The task
Would you please retype the records that follow, word for word?

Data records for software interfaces

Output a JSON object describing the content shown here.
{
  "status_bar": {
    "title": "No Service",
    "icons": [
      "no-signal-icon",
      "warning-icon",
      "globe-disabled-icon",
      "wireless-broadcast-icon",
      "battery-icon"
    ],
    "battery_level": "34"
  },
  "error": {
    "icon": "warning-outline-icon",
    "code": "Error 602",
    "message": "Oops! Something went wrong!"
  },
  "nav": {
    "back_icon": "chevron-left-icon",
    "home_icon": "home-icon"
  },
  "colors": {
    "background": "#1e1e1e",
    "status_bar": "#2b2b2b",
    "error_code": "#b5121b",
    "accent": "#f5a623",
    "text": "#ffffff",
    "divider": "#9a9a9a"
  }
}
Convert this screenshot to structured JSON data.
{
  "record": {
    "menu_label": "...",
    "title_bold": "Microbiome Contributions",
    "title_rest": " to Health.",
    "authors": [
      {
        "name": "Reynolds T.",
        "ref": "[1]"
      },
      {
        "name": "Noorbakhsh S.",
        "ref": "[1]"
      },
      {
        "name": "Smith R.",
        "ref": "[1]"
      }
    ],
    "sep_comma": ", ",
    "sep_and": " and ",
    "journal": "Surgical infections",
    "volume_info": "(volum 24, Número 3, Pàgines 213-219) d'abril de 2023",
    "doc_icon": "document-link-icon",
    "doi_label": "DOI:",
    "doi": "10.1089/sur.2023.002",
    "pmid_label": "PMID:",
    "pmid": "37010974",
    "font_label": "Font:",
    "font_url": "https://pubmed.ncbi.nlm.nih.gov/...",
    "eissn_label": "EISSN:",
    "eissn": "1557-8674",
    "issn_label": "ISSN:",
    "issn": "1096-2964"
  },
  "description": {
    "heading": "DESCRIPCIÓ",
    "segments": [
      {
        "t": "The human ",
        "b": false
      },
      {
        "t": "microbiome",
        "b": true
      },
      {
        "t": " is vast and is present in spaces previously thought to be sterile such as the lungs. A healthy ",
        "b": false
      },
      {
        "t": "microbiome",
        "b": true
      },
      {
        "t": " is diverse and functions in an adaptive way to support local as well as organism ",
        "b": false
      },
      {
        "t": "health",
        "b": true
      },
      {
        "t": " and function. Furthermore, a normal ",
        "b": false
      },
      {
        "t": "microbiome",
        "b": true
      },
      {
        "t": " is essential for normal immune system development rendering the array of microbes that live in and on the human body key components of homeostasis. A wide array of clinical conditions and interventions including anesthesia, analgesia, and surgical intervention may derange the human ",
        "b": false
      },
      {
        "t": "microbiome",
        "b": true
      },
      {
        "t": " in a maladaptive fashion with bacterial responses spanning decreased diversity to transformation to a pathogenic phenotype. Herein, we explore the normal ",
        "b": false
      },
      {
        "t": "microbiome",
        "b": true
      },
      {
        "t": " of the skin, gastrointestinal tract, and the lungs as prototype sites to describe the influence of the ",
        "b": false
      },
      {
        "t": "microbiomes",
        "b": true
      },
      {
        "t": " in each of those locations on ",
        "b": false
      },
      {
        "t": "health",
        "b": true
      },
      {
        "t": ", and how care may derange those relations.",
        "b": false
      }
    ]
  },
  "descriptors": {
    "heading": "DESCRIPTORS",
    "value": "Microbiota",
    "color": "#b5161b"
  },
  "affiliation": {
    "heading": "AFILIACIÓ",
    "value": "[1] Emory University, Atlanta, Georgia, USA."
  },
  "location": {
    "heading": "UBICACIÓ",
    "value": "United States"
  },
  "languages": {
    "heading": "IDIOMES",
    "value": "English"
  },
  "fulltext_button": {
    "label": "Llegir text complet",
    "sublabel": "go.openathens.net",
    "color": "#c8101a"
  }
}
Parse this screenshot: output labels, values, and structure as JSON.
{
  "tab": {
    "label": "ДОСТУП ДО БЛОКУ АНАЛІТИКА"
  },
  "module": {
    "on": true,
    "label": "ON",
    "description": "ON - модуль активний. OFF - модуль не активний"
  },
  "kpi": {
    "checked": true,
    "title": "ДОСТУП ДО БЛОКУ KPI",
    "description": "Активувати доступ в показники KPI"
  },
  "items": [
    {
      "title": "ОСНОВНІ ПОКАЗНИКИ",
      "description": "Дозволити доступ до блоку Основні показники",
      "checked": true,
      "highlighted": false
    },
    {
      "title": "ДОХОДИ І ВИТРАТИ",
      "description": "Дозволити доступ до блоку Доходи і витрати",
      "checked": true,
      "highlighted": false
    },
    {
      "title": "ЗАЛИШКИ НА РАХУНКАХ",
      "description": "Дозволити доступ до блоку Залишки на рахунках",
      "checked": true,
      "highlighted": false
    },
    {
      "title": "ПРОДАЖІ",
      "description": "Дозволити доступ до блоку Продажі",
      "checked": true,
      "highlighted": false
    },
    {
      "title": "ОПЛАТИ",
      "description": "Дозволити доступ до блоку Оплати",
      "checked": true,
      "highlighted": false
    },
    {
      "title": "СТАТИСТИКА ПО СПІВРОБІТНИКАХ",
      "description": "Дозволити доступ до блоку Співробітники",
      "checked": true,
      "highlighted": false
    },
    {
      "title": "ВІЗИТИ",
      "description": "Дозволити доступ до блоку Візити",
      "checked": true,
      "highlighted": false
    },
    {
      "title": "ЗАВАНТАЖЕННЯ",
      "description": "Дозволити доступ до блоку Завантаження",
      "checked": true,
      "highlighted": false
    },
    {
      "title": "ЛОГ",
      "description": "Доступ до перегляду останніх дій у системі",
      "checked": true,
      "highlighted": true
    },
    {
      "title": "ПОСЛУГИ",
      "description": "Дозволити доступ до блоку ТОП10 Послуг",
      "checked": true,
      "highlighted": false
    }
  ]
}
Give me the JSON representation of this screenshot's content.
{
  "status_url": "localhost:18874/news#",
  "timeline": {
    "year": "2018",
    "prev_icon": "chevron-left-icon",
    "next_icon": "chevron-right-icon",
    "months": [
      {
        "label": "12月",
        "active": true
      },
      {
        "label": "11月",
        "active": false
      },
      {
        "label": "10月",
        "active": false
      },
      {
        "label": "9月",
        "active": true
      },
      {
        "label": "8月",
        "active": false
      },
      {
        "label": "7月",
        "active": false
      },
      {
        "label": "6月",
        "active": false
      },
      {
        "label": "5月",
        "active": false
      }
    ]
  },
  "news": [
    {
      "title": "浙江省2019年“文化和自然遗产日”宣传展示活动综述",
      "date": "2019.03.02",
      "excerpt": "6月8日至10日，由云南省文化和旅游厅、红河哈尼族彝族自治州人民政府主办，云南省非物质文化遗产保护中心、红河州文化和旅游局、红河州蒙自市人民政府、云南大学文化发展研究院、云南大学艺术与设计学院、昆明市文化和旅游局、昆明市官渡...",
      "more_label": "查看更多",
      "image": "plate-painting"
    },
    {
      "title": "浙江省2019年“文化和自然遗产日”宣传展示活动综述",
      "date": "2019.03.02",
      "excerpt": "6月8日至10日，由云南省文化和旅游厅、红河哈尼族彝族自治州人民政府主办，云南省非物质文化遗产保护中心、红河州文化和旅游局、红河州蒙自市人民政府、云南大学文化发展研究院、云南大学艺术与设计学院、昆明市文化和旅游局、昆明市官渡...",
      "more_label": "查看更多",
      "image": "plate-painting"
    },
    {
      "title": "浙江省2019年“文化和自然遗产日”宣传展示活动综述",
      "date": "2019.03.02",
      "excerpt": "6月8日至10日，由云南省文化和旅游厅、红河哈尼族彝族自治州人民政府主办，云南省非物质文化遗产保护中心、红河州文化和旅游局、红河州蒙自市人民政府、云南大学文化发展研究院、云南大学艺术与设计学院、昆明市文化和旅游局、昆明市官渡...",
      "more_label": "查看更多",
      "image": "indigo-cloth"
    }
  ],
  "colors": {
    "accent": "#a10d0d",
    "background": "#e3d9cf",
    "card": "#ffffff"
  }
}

Solution for this problem
Output a JSON object describing the content shown here.
{
  "status_bar": {
    "title": "No Service",
    "icons": [
      "no-signal-icon",
      "warning-icon",
      "globe-disabled-icon",
      "wireless-broadcast-icon",
      "battery-icon"
    ],
    "battery_level": "34"
  },
  "error": {
    "icon": "warning-outline-icon",
    "code": "Error 602",
    "message": "Oops! Something went wrong!"
  },
  "nav": {
    "back_icon": "chevron-left-icon",
    "home_icon": "home-icon"
  },
  "colors": {
    "background": "#1e1e1e",
    "status_bar": "#2b2b2b",
    "error_code": "#b5121b",
    "accent": "#f5a623",
    "text": "#ffffff",
    "divider": "#9a9a9a"
  }
}
Convert this screenshot to structured JSON data.
{
  "record": {
    "menu_label": "...",
    "title_bold": "Microbiome Contributions",
    "title_rest": " to Health.",
    "authors": [
      {
        "name": "Reynolds T.",
        "ref": "[1]"
      },
      {
        "name": "Noorbakhsh S.",
        "ref": "[1]"
      },
      {
        "name": "Smith R.",
        "ref": "[1]"
      }
    ],
    "sep_comma": ", ",
    "sep_and": " and ",
    "journal": "Surgical infections",
    "volume_info": "(volum 24, Número 3, Pàgines 213-219) d'abril de 2023",
    "doc_icon": "document-link-icon",
    "doi_label": "DOI:",
    "doi": "10.1089/sur.2023.002",
    "pmid_label": "PMID:",
    "pmid": "37010974",
    "font_label": "Font:",
    "font_url": "https://pubmed.ncbi.nlm.nih.gov/...",
    "eissn_label": "EISSN:",
    "eissn": "1557-8674",
    "issn_label": "ISSN:",
    "issn": "1096-2964"
  },
  "description": {
    "heading": "DESCRIPCIÓ",
    "segments": [
      {
        "t": "The human ",
        "b": false
      },
      {
        "t": "microbiome",
        "b": true
      },
      {
        "t": " is vast and is present in spaces previously thought to be sterile such as the lungs. A healthy ",
        "b": false
      },
      {
        "t": "microbiome",
        "b": true
      },
      {
        "t": " is diverse and functions in an adaptive way to support local as well as organism ",
        "b": false
      },
      {
        "t": "health",
        "b": true
      },
      {
        "t": " and function. Furthermore, a normal ",
        "b": false
      },
      {
        "t": "microbiome",
        "b": true
      },
      {
        "t": " is essential for normal immune system development rendering the array of microbes that live in and on the human body key components of homeostasis. A wide array of clinical conditions and interventions including anesthesia, analgesia, and surgical intervention may derange the human ",
        "b": false
      },
      {
        "t": "microbiome",
        "b": true
      },
      {
        "t": " in a maladaptive fashion with bacterial responses spanning decreased diversity to transformation to a pathogenic phenotype. Herein, we explore the normal ",
        "b": false
      },
      {
        "t": "microbiome",
        "b": true
      },
      {
        "t": " of the skin, gastrointestinal tract, and the lungs as prototype sites to describe the influence of the ",
        "b": false
      },
      {
        "t": "microbiomes",
        "b": true
      },
      {
        "t": " in each of those locations on ",
        "b": false
      },
      {
        "t": "health",
        "b": true
      },
      {
        "t": ", and how care may derange those relations.",
        "b": false
      }
    ]
  },
  "descriptors": {
    "heading": "DESCRIPTORS",
    "value": "Microbiota",
    "color": "#b5161b"
  },
  "affiliation": {
    "heading": "AFILIACIÓ",
    "value": "[1] Emory University, Atlanta, Georgia, USA."
  },
  "location": {
    "heading": "UBICACIÓ",
    "value": "United States"
  },
  "languages": {
    "heading": "IDIOMES",
    "value": "English"
  },
  "fulltext_button": {
    "label": "Llegir text complet",
    "sublabel": "go.openathens.net",
    "color": "#c8101a"
  }
}
Parse this screenshot: output labels, values, and structure as JSON.
{
  "tab": {
    "label": "ДОСТУП ДО БЛОКУ АНАЛІТИКА"
  },
  "module": {
    "on": true,
    "label": "ON",
    "description": "ON - модуль активний. OFF - модуль не активний"
  },
  "kpi": {
    "checked": true,
    "title": "ДОСТУП ДО БЛОКУ KPI",
    "description": "Активувати доступ в показники KPI"
  },
  "items": [
    {
      "title": "ОСНОВНІ ПОКАЗНИКИ",
      "description": "Дозволити доступ до блоку Основні показники",
      "checked": true,
      "highlighted": false
    },
    {
      "title": "ДОХОДИ І ВИТРАТИ",
      "description": "Дозволити доступ до блоку Доходи і витрати",
      "checked": true,
      "highlighted": false
    },
    {
      "title": "ЗАЛИШКИ НА РАХУНКАХ",
      "description": "Дозволити доступ до блоку Залишки на рахунках",
      "checked": true,
      "highlighted": false
    },
    {
      "title": "ПРОДАЖІ",
      "description": "Дозволити доступ до блоку Продажі",
      "checked": true,
      "highlighted": false
    },
    {
      "title": "ОПЛАТИ",
      "description": "Дозволити доступ до блоку Оплати",
      "checked": true,
      "highlighted": false
    },
    {
      "title": "СТАТИСТИКА ПО СПІВРОБІТНИКАХ",
      "description": "Дозволити доступ до блоку Співробітники",
      "checked": true,
      "highlighted": false
    },
    {
      "title": "ВІЗИТИ",
      "description": "Дозволити доступ до блоку Візити",
      "checked": true,
      "highlighted": false
    },
    {
      "title": "ЗАВАНТАЖЕННЯ",
      "description": "Дозволити доступ до блоку Завантаження",
      "checked": true,
      "highlighted": false
    },
    {
      "title": "ЛОГ",
      "description": "Доступ до перегляду останніх дій у системі",
      "checked": true,
      "highlighted": true
    },
    {
      "title": "ПОСЛУГИ",
      "description": "Дозволити доступ до блоку ТОП10 Послуг",
      "checked": true,
      "highlighted": false
    }
  ]
}
Give me the JSON representation of this screenshot's content.
{
  "status_url": "localhost:18874/news#",
  "timeline": {
    "year": "2018",
    "prev_icon": "chevron-left-icon",
    "next_icon": "chevron-right-icon",
    "months": [
      {
        "label": "12月",
        "active": true
      },
      {
        "label": "11月",
        "active": false
      },
      {
        "label": "10月",
        "active": false
      },
      {
        "label": "9月",
        "active": true
      },
      {
        "label": "8月",
        "active": false
      },
      {
        "label": "7月",
        "active": false
      },
      {
        "label": "6月",
        "active": false
      },
      {
        "label": "5月",
        "active": false
      }
    ]
  },
  "news": [
    {
      "title": "浙江省2019年“文化和自然遗产日”宣传展示活动综述",
      "date": "2019.03.02",
      "excerpt": "6月8日至10日，由云南省文化和旅游厅、红河哈尼族彝族自治州人民政府主办，云南省非物质文化遗产保护中心、红河州文化和旅游局、红河州蒙自市人民政府、云南大学文化发展研究院、云南大学艺术与设计学院、昆明市文化和旅游局、昆明市官渡...",
      "more_label": "查看更多",
      "image": "plate-painting"
    },
    {
      "title": "浙江省2019年“文化和自然遗产日”宣传展示活动综述",
      "date": "2019.03.02",
      "excerpt": "6月8日至10日，由云南省文化和旅游厅、红河哈尼族彝族自治州人民政府主办，云南省非物质文化遗产保护中心、红河州文化和旅游局、红河州蒙自市人民政府、云南大学文化发展研究院、云南大学艺术与设计学院、昆明市文化和旅游局、昆明市官渡...",
      "more_label": "查看更多",
      "image": "plate-painting"
    },
    {
      "title": "浙江省2019年“文化和自然遗产日”宣传展示活动综述",
      "date": "2019.03.02",
      "excerpt": "6月8日至10日，由云南省文化和旅游厅、红河哈尼族彝族自治州人民政府主办，云南省非物质文化遗产保护中心、红河州文化和旅游局、红河州蒙自市人民政府、云南大学文化发展研究院、云南大学艺术与设计学院、昆明市文化和旅游局、昆明市官渡...",
      "more_label": "查看更多",
      "image": "indigo-cloth"
    }
  ],
  "colors": {
    "accent": "#a10d0d",
    "background": "#e3d9cf",
    "card": "#ffffff"
  }
}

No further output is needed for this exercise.